The development of transgenic technologies, coupled with sterile insect techniques (SIT), is being explored in relation to new approaches for the biological control of insect pests. Recent studies have shown that there are often fitness costs associated with transgenic insect strains, but the impact of these costs on their potential use in pest control is poorly understood. In this paper, we explore the impact of an insect fitness cost on two control strategies (classical SIT and transgenic late-acting bisex lethality) using a stage-structured mathematical model, which is parameterized for the mosquito Aedes aegypti. Counter to the majority of studies, we use realistic pulsed release strategies and incorporate a fitness cost, which is manifested as a reduction in male mating competitiveness. For both models we show that the level of control of a pest mosquito population is highly sensitive to the rate at which the transgenic or sterile males are released. Population control is more effective when smaller numbers of sterile/transgenic males are released more frequently than larger and less frequent releases. If the wild-type mosquito population exhibits cycles of peaks and troughs in abundance, as is the case for many insect species, then high frequency releases of transgenic males not only reduce mosquito abundance, but they may dampen future pest outbreaks, whereas the use of SIT alone may have an adverse effect, causing an increase in mosquito abundance.
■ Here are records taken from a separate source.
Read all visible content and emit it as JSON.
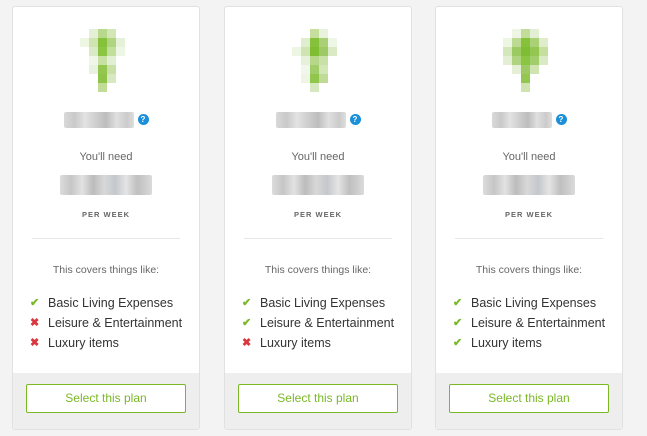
{
  "colors": {
    "accent": "#7ab826",
    "cross": "#d9363e",
    "help": "#1b8fd9"
  },
  "plans": [
    {
      "need_label": "You'll need",
      "per_label": "PER WEEK",
      "covers_label": "This covers things like:",
      "features": [
        {
          "label": "Basic Living Expenses",
          "included": true,
          "icon": "check-icon"
        },
        {
          "label": "Leisure & Entertainment",
          "included": false,
          "icon": "cross-icon"
        },
        {
          "label": "Luxury items",
          "included": false,
          "icon": "cross-icon"
        }
      ],
      "button_label": "Select this plan"
    },
    {
      "need_label": "You'll need",
      "per_label": "PER WEEK",
      "covers_label": "This covers things like:",
      "features": [
        {
          "label": "Basic Living Expenses",
          "included": true,
          "icon": "check-icon"
        },
        {
          "label": "Leisure & Entertainment",
          "included": true,
          "icon": "check-icon"
        },
        {
          "label": "Luxury items",
          "included": false,
          "icon": "cross-icon"
        }
      ],
      "button_label": "Select this plan"
    },
    {
      "need_label": "You'll need",
      "per_label": "PER WEEK",
      "covers_label": "This covers things like:",
      "features": [
        {
          "label": "Basic Living Expenses",
          "included": true,
          "icon": "check-icon"
        },
        {
          "label": "Leisure & Entertainment",
          "included": true,
          "icon": "check-icon"
        },
        {
          "label": "Luxury items",
          "included": true,
          "icon": "check-icon"
        }
      ],
      "button_label": "Select this plan"
    }
  ]
}
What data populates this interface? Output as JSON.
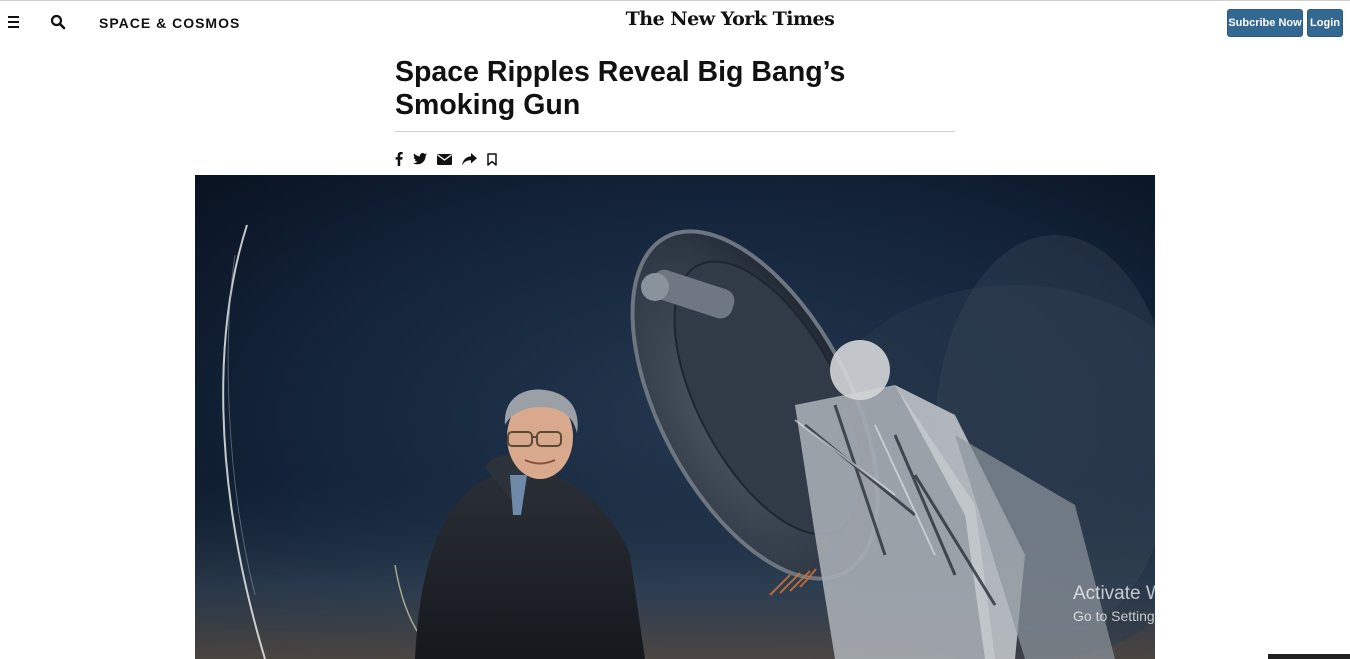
{
  "header": {
    "menu_icon": "hamburger-menu-icon",
    "search_icon": "search-icon",
    "section": "SPACE & COSMOS",
    "logo": "The New York Times",
    "subscribe_label": "Subcribe Now",
    "login_label": "Login"
  },
  "article": {
    "headline": "Space Ripples Reveal Big Bang’s Smoking Gun",
    "share_icons": [
      "facebook-icon",
      "twitter-icon",
      "email-icon",
      "share-icon",
      "bookmark-icon"
    ]
  },
  "photo": {
    "subject": "Person standing in front of a large radio telescope at night"
  },
  "watermark": {
    "title": "Activate Windows",
    "subtitle": "Go to Settings to activate Windows."
  },
  "colors": {
    "button_bg": "#326891",
    "text": "#111111",
    "photo_bg": "#0d1c2e"
  }
}
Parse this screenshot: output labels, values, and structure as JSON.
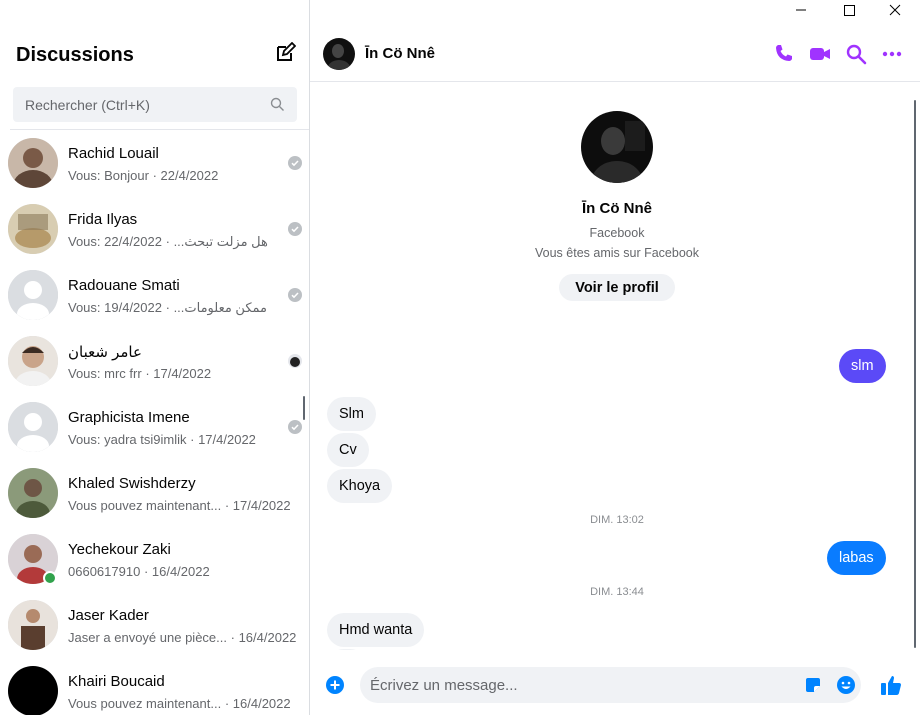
{
  "window": {
    "minimize": "—",
    "maximize": "☐",
    "close": "✕"
  },
  "sidebar": {
    "title": "Discussions",
    "search_placeholder": "Rechercher (Ctrl+K)",
    "conversations": [
      {
        "name": "Rachid Louail",
        "preview": "Vous: Bonjour",
        "date": "· 22/4/2022",
        "status": "seen-check",
        "avatar_color": "#7a5a47"
      },
      {
        "name": "Frida Ilyas",
        "preview": "Vous: هل مزلت تبحث...",
        "date": "· 22/4/2022",
        "status": "seen-check",
        "avatar_color": "#b69a6a"
      },
      {
        "name": "Radouane Smati",
        "preview": "Vous: ممكن معلومات...",
        "date": "· 19/4/2022",
        "status": "seen-check",
        "avatar_color": "default"
      },
      {
        "name": "عامر شعبان",
        "preview": "Vous: mrc frr",
        "date": "· 17/4/2022",
        "status": "seen-avatar",
        "avatar_color": "#c9a48a"
      },
      {
        "name": "Graphicista Imene",
        "preview": "Vous: yadra tsi9imlik",
        "date": "· 17/4/2022",
        "status": "seen-check",
        "avatar_color": "default"
      },
      {
        "name": "Khaled Swishderzy",
        "preview": "Vous pouvez maintenant...",
        "date": "· 17/4/2022",
        "status": "none",
        "avatar_color": "#4d5a3b"
      },
      {
        "name": "Yechekour Zaki",
        "preview": "0660617910",
        "date": "· 16/4/2022",
        "status": "online",
        "avatar_color": "#9a6b56"
      },
      {
        "name": "Jaser Kader",
        "preview": "Jaser a envoyé une pièce...",
        "date": "· 16/4/2022",
        "status": "none",
        "avatar_color": "#5a3e2f"
      },
      {
        "name": "Khairi Boucaid",
        "preview": "Vous pouvez maintenant...",
        "date": "· 16/4/2022",
        "status": "none",
        "avatar_color": "#000000"
      }
    ]
  },
  "chat": {
    "name": "Īn Cö Nnê",
    "profile": {
      "name": "Īn Cö Nnê",
      "source": "Facebook",
      "relation": "Vous êtes amis sur Facebook",
      "button": "Voir le profil"
    },
    "messages": [
      {
        "dir": "out2",
        "text": "slm"
      },
      {
        "dir": "in",
        "text": "Slm"
      },
      {
        "dir": "in",
        "text": "Cv"
      },
      {
        "dir": "in",
        "text": "Khoya"
      },
      {
        "dir": "time",
        "text": "DIM. 13:02"
      },
      {
        "dir": "out",
        "text": "labas"
      },
      {
        "dir": "time",
        "text": "DIM. 13:44"
      },
      {
        "dir": "in",
        "text": "Hmd wanta"
      }
    ],
    "composer_placeholder": "Écrivez un message..."
  },
  "colors": {
    "accent": "#a033ff",
    "out_bubble": "#0a7cff",
    "out_bubble_alt": "#5b4af7",
    "messenger_blue": "#0084ff"
  }
}
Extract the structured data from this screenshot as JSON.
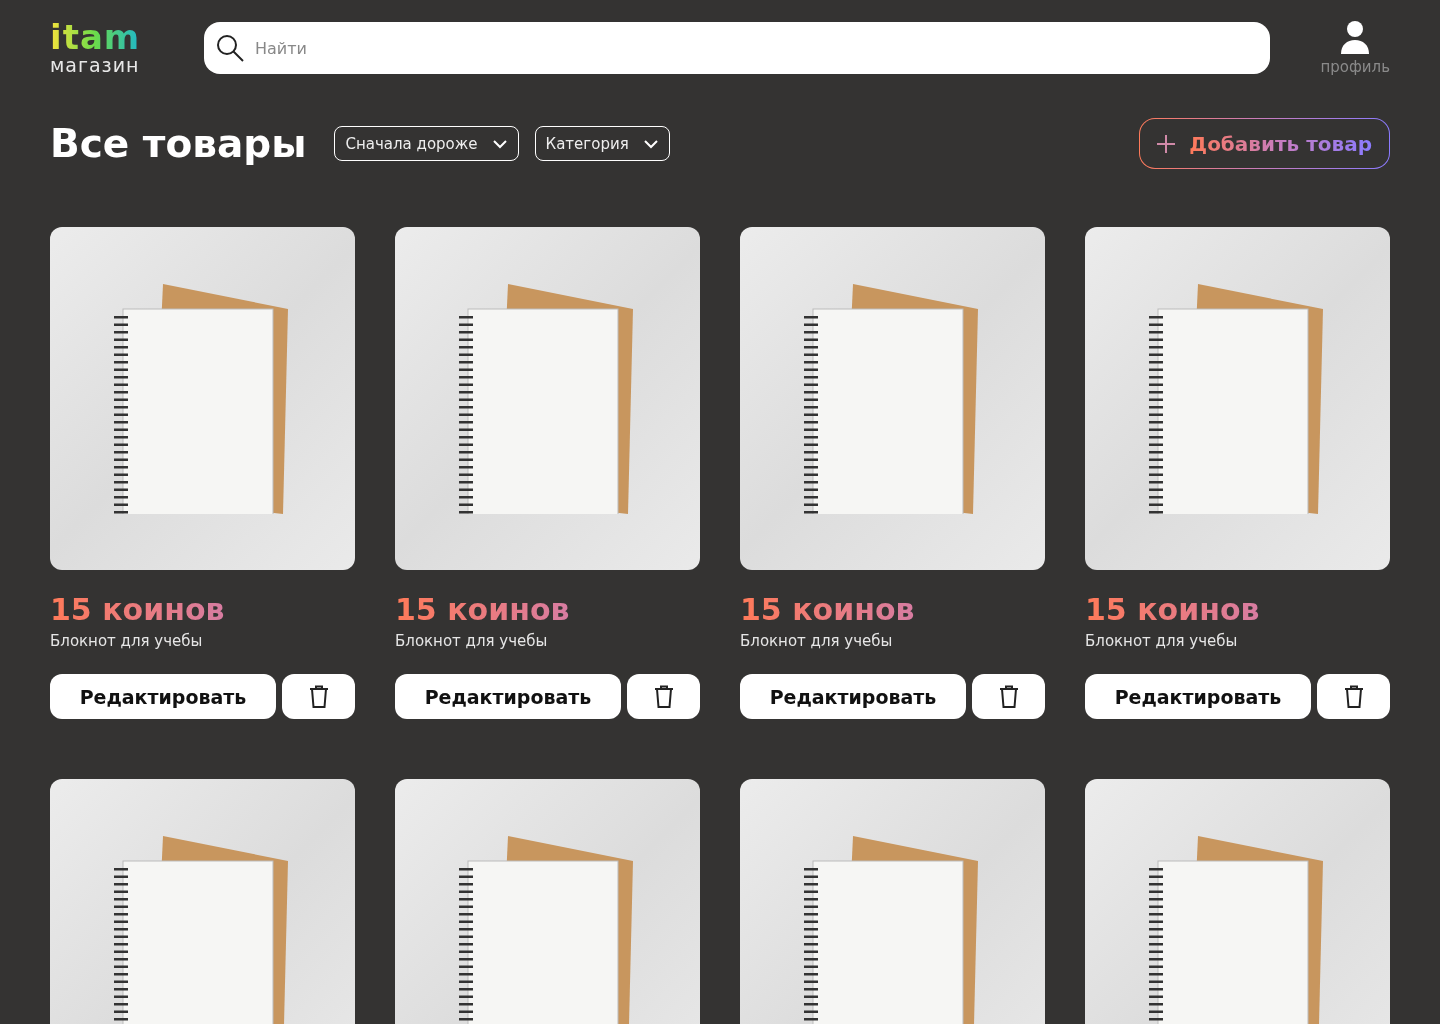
{
  "logo": {
    "brand": "itam",
    "subtitle": "магазин"
  },
  "search": {
    "placeholder": "Найти"
  },
  "profile": {
    "label": "профиль"
  },
  "title": "Все товары",
  "filters": [
    {
      "label": "Сначала дороже"
    },
    {
      "label": "Категория"
    }
  ],
  "add_button": "Добавить товар",
  "products": [
    {
      "kind": "card",
      "price": "15 коинов",
      "name": "Блокнот для учебы",
      "edit_label": "Редактировать"
    },
    {
      "kind": "card",
      "price": "15 коинов",
      "name": "Блокнот для учебы",
      "edit_label": "Редактировать"
    },
    {
      "kind": "card",
      "price": "15 коинов",
      "name": "Блокнот для учебы",
      "edit_label": "Редактировать"
    },
    {
      "kind": "card",
      "price": "15 коинов",
      "name": "Блокнот для учебы",
      "edit_label": "Редактировать"
    },
    {
      "kind": "photo_only"
    },
    {
      "kind": "photo_only"
    },
    {
      "kind": "photo_only"
    },
    {
      "kind": "photo_only"
    }
  ]
}
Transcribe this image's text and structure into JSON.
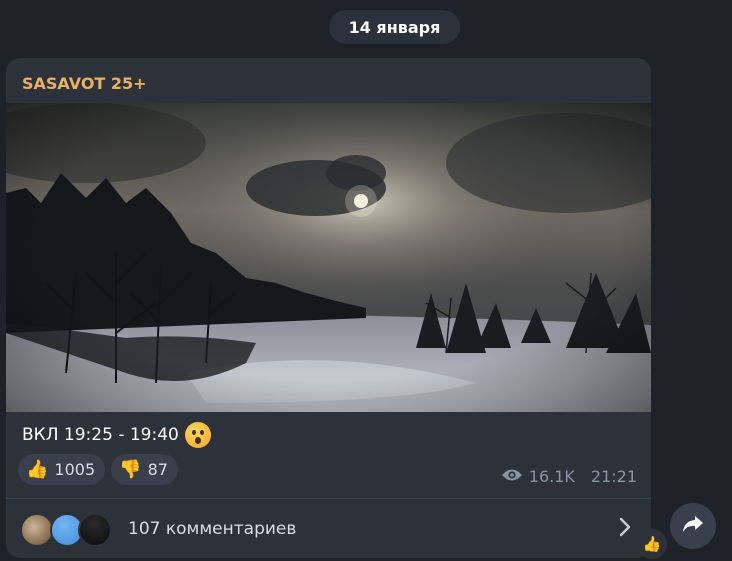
{
  "date_separator": "14 января",
  "post": {
    "channel_name": "SASAVOT 25+",
    "caption": "ВКЛ 19:25 - 19:40",
    "caption_emoji": "hushed-face-emoji",
    "reactions": [
      {
        "emoji": "👍",
        "count": "1005"
      },
      {
        "emoji": "👎",
        "count": "87"
      }
    ],
    "views": "16.1K",
    "time": "21:21",
    "comments_label": "107 комментариев"
  },
  "side_reaction": "👍",
  "icons": {
    "views": "eye-icon",
    "comments_open": "chevron-right-icon",
    "share": "share-arrow-icon"
  },
  "colors": {
    "background": "#1e2128",
    "bubble": "#2c313a",
    "channel_name": "#e8b15e",
    "meta_text": "#8a93a0"
  }
}
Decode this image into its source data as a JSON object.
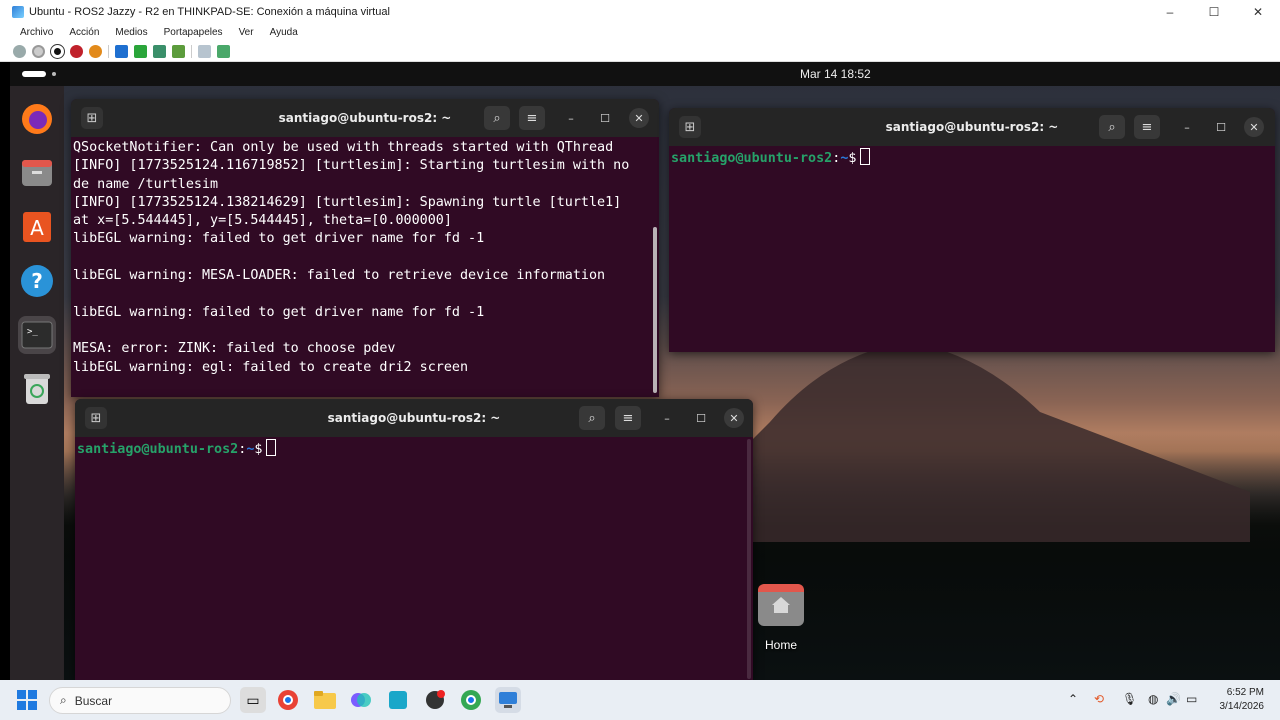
{
  "host": {
    "title": "Ubuntu - ROS2 Jazzy - R2 en THINKPAD-SE: Conexión a máquina virtual",
    "menu": [
      "Archivo",
      "Acción",
      "Medios",
      "Portapapeles",
      "Ver",
      "Ayuda"
    ],
    "window_controls": {
      "minimize": "–",
      "maximize": "☐",
      "close": "✕"
    }
  },
  "topbar": {
    "clock": "Mar 14  18:52"
  },
  "terminals": {
    "title": "santiago@ubuntu-ros2: ~",
    "t1_lines": [
      "QSocketNotifier: Can only be used with threads started with QThread",
      "[INFO] [1773525124.116719852] [turtlesim]: Starting turtlesim with no",
      "de name /turtlesim",
      "[INFO] [1773525124.138214629] [turtlesim]: Spawning turtle [turtle1]",
      "at x=[5.544445], y=[5.544445], theta=[0.000000]",
      "libEGL warning: failed to get driver name for fd -1",
      "",
      "libEGL warning: MESA-LOADER: failed to retrieve device information",
      "",
      "libEGL warning: failed to get driver name for fd -1",
      "",
      "MESA: error: ZINK: failed to choose pdev",
      "libEGL warning: egl: failed to create dri2 screen"
    ],
    "prompt_user": "santiago@ubuntu-ros2",
    "prompt_sep": ":",
    "prompt_path": "~",
    "prompt_sym": "$"
  },
  "desktop": {
    "home_label": "Home"
  },
  "taskbar": {
    "search_label": "Buscar",
    "time": "6:52 PM",
    "date": "3/14/2026"
  }
}
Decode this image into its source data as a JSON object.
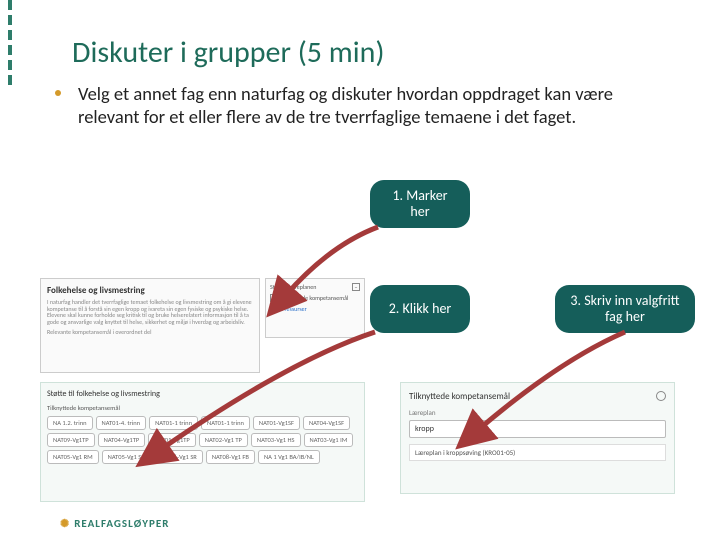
{
  "title": "Diskuter i grupper (5 min)",
  "body": "Velg et annet fag enn naturfag og diskuter hvordan oppdraget kan være relevant for et eller flere av de tre tverrfaglige temaene i det faget.",
  "callouts": {
    "c1": "1. Marker her",
    "c2": "2. Klikk her",
    "c3": "3. Skriv inn valgfritt fag her"
  },
  "shot1": {
    "heading": "Folkehelse og livsmestring",
    "blurb": "I naturfag handler det tverrfaglige temaet folkehelse og livsmestring om å gi elevene kompetanse til å forstå sin egen kropp og ivareta sin egen fysiske og psykiske helse. Elevene skal kunne forholde seg kritisk til og bruke helserelatert informasjon til å ta gode og ansvarlige valg knyttet til helse, sikkerhet og miljø i hverdag og arbeidsliv.",
    "sub": "Relevante kompetansemål i overordnet del"
  },
  "shot2": {
    "heading": "Støtte i læreplanen",
    "chk_label": "Tilknyttede kompetansemål",
    "link": "Vis ressurser"
  },
  "shot3": {
    "heading": "Støtte til folkehelse og livsmestring",
    "sub": "Tilknyttede kompetansemål",
    "pills": [
      "NA 1.2. trinn",
      "NAT01‑4. trinn",
      "NAT01‑1 trinn",
      "NAT01‑1 trinn",
      "NAT01‑Vg1SF",
      "NAT04‑Vg1SF",
      "NAT09‑Vg1TP",
      "NAT04‑Vg1TP",
      "NET01‑Vg1TP",
      "NAT02‑Vg1 TP",
      "NAT03‑Vg1 HS",
      "NAT03‑Vg1 IM",
      "NAT05‑Vg1 RM",
      "NAT05‑Vg1 SR",
      "NAT06‑Vg1 SR",
      "NAT08‑Vg1 FB",
      "NA 1 Vg1 BA/IB/NL"
    ]
  },
  "shot4": {
    "heading": "Tilknyttede kompetansemål",
    "label": "Læreplan",
    "input_value": "kropp",
    "result": "Læreplan i kroppsøving (KRO01‑05)"
  },
  "logo": "REALFAGSLØYPER"
}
Additionally, the timing of sterile/transgenic male release during the mosquito population cycle is critical in reducing pest outbreak levels. In all cases, the reduced fitness of the sterile/transgenic males causes reductions in control, thus requiring more frequent or greater magnitude releases. Synthesis and applications. The sterile insect technique is considered to be a valuable non-chemical tool for pest management. With the potential application of recent genetic developments to enhance the technique, it is becoming increasingly important to consider the wider ecological implications of this biological control strategy. Predicting the most efficient release strategies will be important in combating pest and vector insects as well as for limiting potential broader ecological effects. Although the focus of our models are based on the mosquito, A. aegypti, which can spread yellow fever, dengue fever and Chikungunya disease, our modelling approach and results can be applied more broadly to other species.